_Problem_
Give the records again. Keep them exact and leave out the images.

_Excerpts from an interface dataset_
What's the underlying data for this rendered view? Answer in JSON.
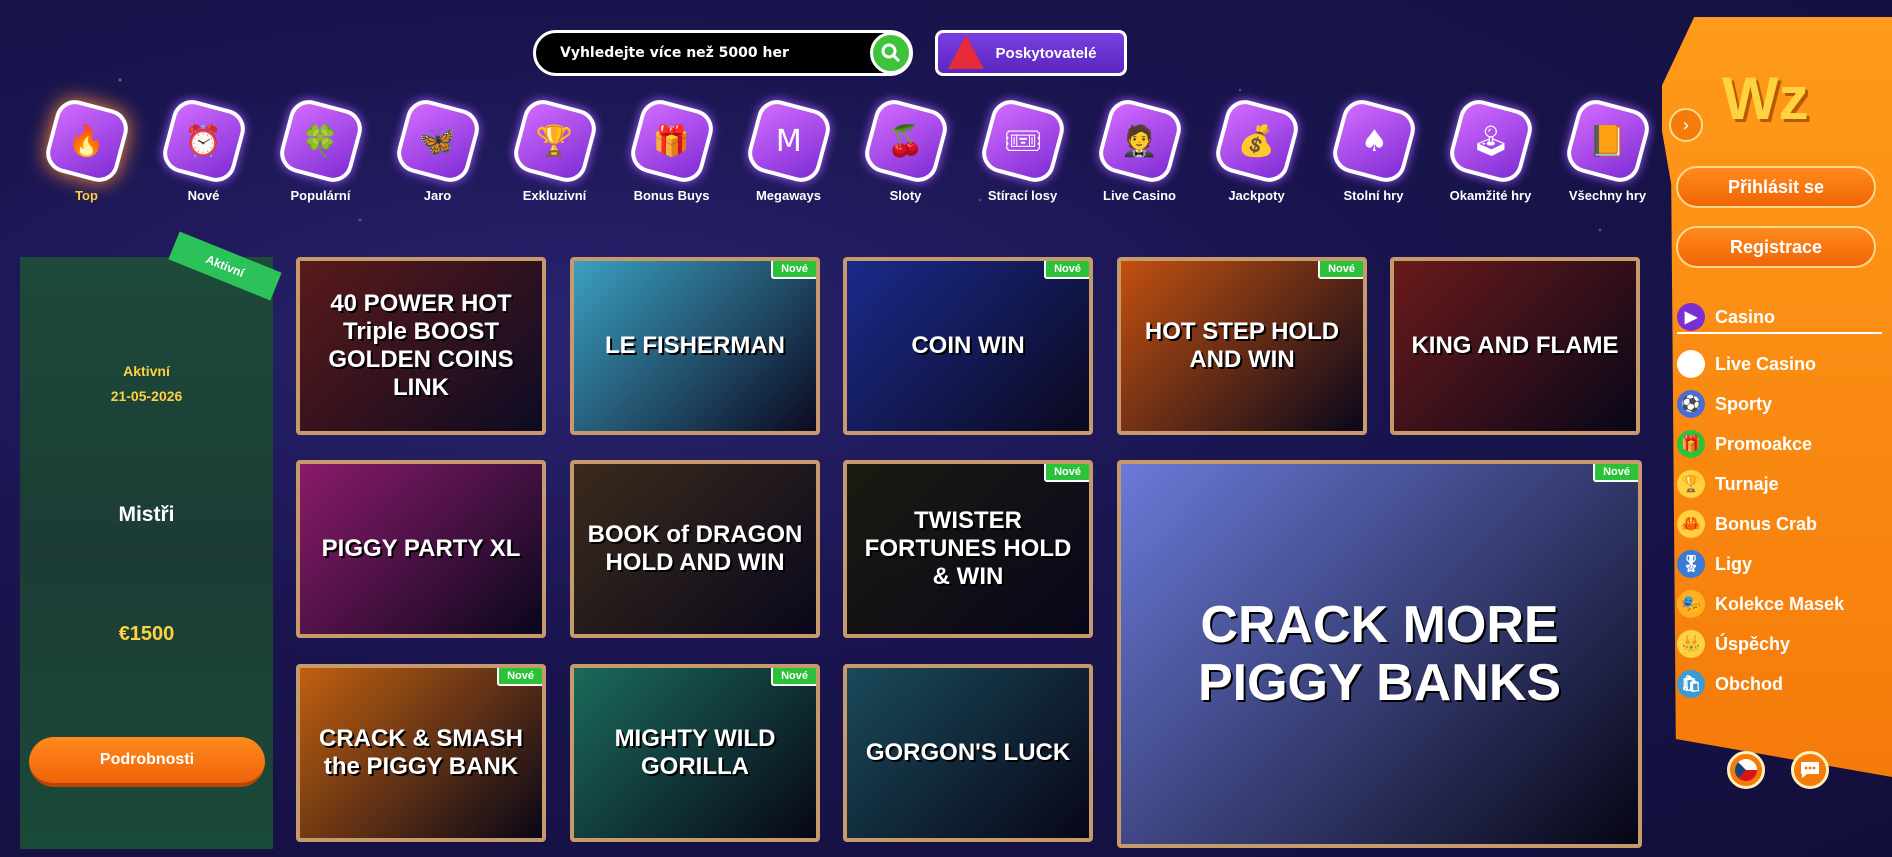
{
  "search": {
    "placeholder": "Vyhledejte více než 5000 her"
  },
  "providers_label": "Poskytovatelé",
  "categories": [
    {
      "label": "Top",
      "icon": "flame-icon",
      "glyph": "🔥"
    },
    {
      "label": "Nové",
      "icon": "alarm-clock-icon",
      "glyph": "⏰"
    },
    {
      "label": "Populární",
      "icon": "clover-icon",
      "glyph": "🍀"
    },
    {
      "label": "Jaro",
      "icon": "butterfly-icon",
      "glyph": "🦋"
    },
    {
      "label": "Exkluzivní",
      "icon": "trophy-icon",
      "glyph": "🏆"
    },
    {
      "label": "Bonus Buys",
      "icon": "gift-icon",
      "glyph": "🎁"
    },
    {
      "label": "Megaways",
      "icon": "m-icon",
      "glyph": "M"
    },
    {
      "label": "Sloty",
      "icon": "cherry-icon",
      "glyph": "🍒"
    },
    {
      "label": "Stírací losy",
      "icon": "scratch-card-icon",
      "glyph": "🎟"
    },
    {
      "label": "Live Casino",
      "icon": "dealer-icon",
      "glyph": "🤵"
    },
    {
      "label": "Jackpoty",
      "icon": "money-bag-icon",
      "glyph": "💰"
    },
    {
      "label": "Stolní hry",
      "icon": "spade-card-icon",
      "glyph": "♠"
    },
    {
      "label": "Okamžité hry",
      "icon": "joystick-icon",
      "glyph": "🕹"
    },
    {
      "label": "Všechny hry",
      "icon": "book-icon",
      "glyph": "📙"
    }
  ],
  "promo": {
    "badge": "Aktivní",
    "status": "Aktivní",
    "date": "21-05-2026",
    "name": "Mistři",
    "prize": "€1500",
    "button": "Podrobnosti"
  },
  "games": [
    {
      "title": "40 POWER HOT Triple BOOST GOLDEN COINS LINK",
      "new": false
    },
    {
      "title": "LE FISHERMAN",
      "new": true
    },
    {
      "title": "COIN WIN",
      "new": true
    },
    {
      "title": "HOT STEP HOLD AND WIN",
      "new": true
    },
    {
      "title": "KING AND FLAME",
      "new": false
    },
    {
      "title": "PIGGY PARTY XL",
      "new": false
    },
    {
      "title": "BOOK of DRAGON HOLD AND WIN",
      "new": false
    },
    {
      "title": "TWISTER FORTUNES HOLD & WIN",
      "new": true
    },
    {
      "title": "CRACK MORE PIGGY BANKS",
      "new": true
    },
    {
      "title": "CRACK & SMASH the PIGGY BANK",
      "new": true
    },
    {
      "title": "MIGHTY WILD GORILLA",
      "new": true
    },
    {
      "title": "GORGON'S LUCK",
      "new": false
    }
  ],
  "new_badge": "Nové",
  "sidebar": {
    "logo": "Wz",
    "login": "Přihlásit se",
    "register": "Registrace",
    "nav": [
      {
        "label": "Casino",
        "icon": "play-icon",
        "glyph": "▶",
        "color": "#7a2fd4"
      },
      {
        "label": "Live Casino",
        "icon": "card-icon",
        "glyph": "♠",
        "color": "#ffffff"
      },
      {
        "label": "Sporty",
        "icon": "soccer-ball-icon",
        "glyph": "⚽",
        "color": "#4a6bd8"
      },
      {
        "label": "Promoakce",
        "icon": "gift-icon",
        "glyph": "🎁",
        "color": "#2bc23a"
      },
      {
        "label": "Turnaje",
        "icon": "trophy-icon",
        "glyph": "🏆",
        "color": "#ffd23f"
      },
      {
        "label": "Bonus Crab",
        "icon": "crab-icon",
        "glyph": "🦀",
        "color": "#ffd23f"
      },
      {
        "label": "Ligy",
        "icon": "league-icon",
        "glyph": "🎖",
        "color": "#3a7bd5"
      },
      {
        "label": "Kolekce Masek",
        "icon": "mask-icon",
        "glyph": "🎭",
        "color": "#ffb020"
      },
      {
        "label": "Úspěchy",
        "icon": "crown-icon",
        "glyph": "👑",
        "color": "#ffd23f"
      },
      {
        "label": "Obchod",
        "icon": "shop-icon",
        "glyph": "🛍",
        "color": "#3a9bd5"
      }
    ]
  }
}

_Output of the exercise_
What's the underlying data for this rendered view? Answer in JSON.
{
  "search": {
    "placeholder": "Vyhledejte více než 5000 her"
  },
  "providers_label": "Poskytovatelé",
  "categories": [
    {
      "label": "Top",
      "icon": "flame-icon",
      "glyph": "🔥"
    },
    {
      "label": "Nové",
      "icon": "alarm-clock-icon",
      "glyph": "⏰"
    },
    {
      "label": "Populární",
      "icon": "clover-icon",
      "glyph": "🍀"
    },
    {
      "label": "Jaro",
      "icon": "butterfly-icon",
      "glyph": "🦋"
    },
    {
      "label": "Exkluzivní",
      "icon": "trophy-icon",
      "glyph": "🏆"
    },
    {
      "label": "Bonus Buys",
      "icon": "gift-icon",
      "glyph": "🎁"
    },
    {
      "label": "Megaways",
      "icon": "m-icon",
      "glyph": "M"
    },
    {
      "label": "Sloty",
      "icon": "cherry-icon",
      "glyph": "🍒"
    },
    {
      "label": "Stírací losy",
      "icon": "scratch-card-icon",
      "glyph": "🎟"
    },
    {
      "label": "Live Casino",
      "icon": "dealer-icon",
      "glyph": "🤵"
    },
    {
      "label": "Jackpoty",
      "icon": "money-bag-icon",
      "glyph": "💰"
    },
    {
      "label": "Stolní hry",
      "icon": "spade-card-icon",
      "glyph": "♠"
    },
    {
      "label": "Okamžité hry",
      "icon": "joystick-icon",
      "glyph": "🕹"
    },
    {
      "label": "Všechny hry",
      "icon": "book-icon",
      "glyph": "📙"
    }
  ],
  "promo": {
    "badge": "Aktivní",
    "status": "Aktivní",
    "date": "21-05-2026",
    "name": "Mistři",
    "prize": "€1500",
    "button": "Podrobnosti"
  },
  "games": [
    {
      "title": "40 POWER HOT Triple BOOST GOLDEN COINS LINK",
      "new": false
    },
    {
      "title": "LE FISHERMAN",
      "new": true
    },
    {
      "title": "COIN WIN",
      "new": true
    },
    {
      "title": "HOT STEP HOLD AND WIN",
      "new": true
    },
    {
      "title": "KING AND FLAME",
      "new": false
    },
    {
      "title": "PIGGY PARTY XL",
      "new": false
    },
    {
      "title": "BOOK of DRAGON HOLD AND WIN",
      "new": false
    },
    {
      "title": "TWISTER FORTUNES HOLD & WIN",
      "new": true
    },
    {
      "title": "CRACK MORE PIGGY BANKS",
      "new": true
    },
    {
      "title": "CRACK & SMASH the PIGGY BANK",
      "new": true
    },
    {
      "title": "MIGHTY WILD GORILLA",
      "new": true
    },
    {
      "title": "GORGON'S LUCK",
      "new": false
    }
  ],
  "new_badge": "Nové",
  "sidebar": {
    "logo": "Wz",
    "login": "Přihlásit se",
    "register": "Registrace",
    "nav": [
      {
        "label": "Casino",
        "icon": "play-icon",
        "glyph": "▶",
        "color": "#7a2fd4"
      },
      {
        "label": "Live Casino",
        "icon": "card-icon",
        "glyph": "♠",
        "color": "#ffffff"
      },
      {
        "label": "Sporty",
        "icon": "soccer-ball-icon",
        "glyph": "⚽",
        "color": "#4a6bd8"
      },
      {
        "label": "Promoakce",
        "icon": "gift-icon",
        "glyph": "🎁",
        "color": "#2bc23a"
      },
      {
        "label": "Turnaje",
        "icon": "trophy-icon",
        "glyph": "🏆",
        "color": "#ffd23f"
      },
      {
        "label": "Bonus Crab",
        "icon": "crab-icon",
        "glyph": "🦀",
        "color": "#ffd23f"
      },
      {
        "label": "Ligy",
        "icon": "league-icon",
        "glyph": "🎖",
        "color": "#3a7bd5"
      },
      {
        "label": "Kolekce Masek",
        "icon": "mask-icon",
        "glyph": "🎭",
        "color": "#ffb020"
      },
      {
        "label": "Úspěchy",
        "icon": "crown-icon",
        "glyph": "👑",
        "color": "#ffd23f"
      },
      {
        "label": "Obchod",
        "icon": "shop-icon",
        "glyph": "🛍",
        "color": "#3a9bd5"
      }
    ]
  }
}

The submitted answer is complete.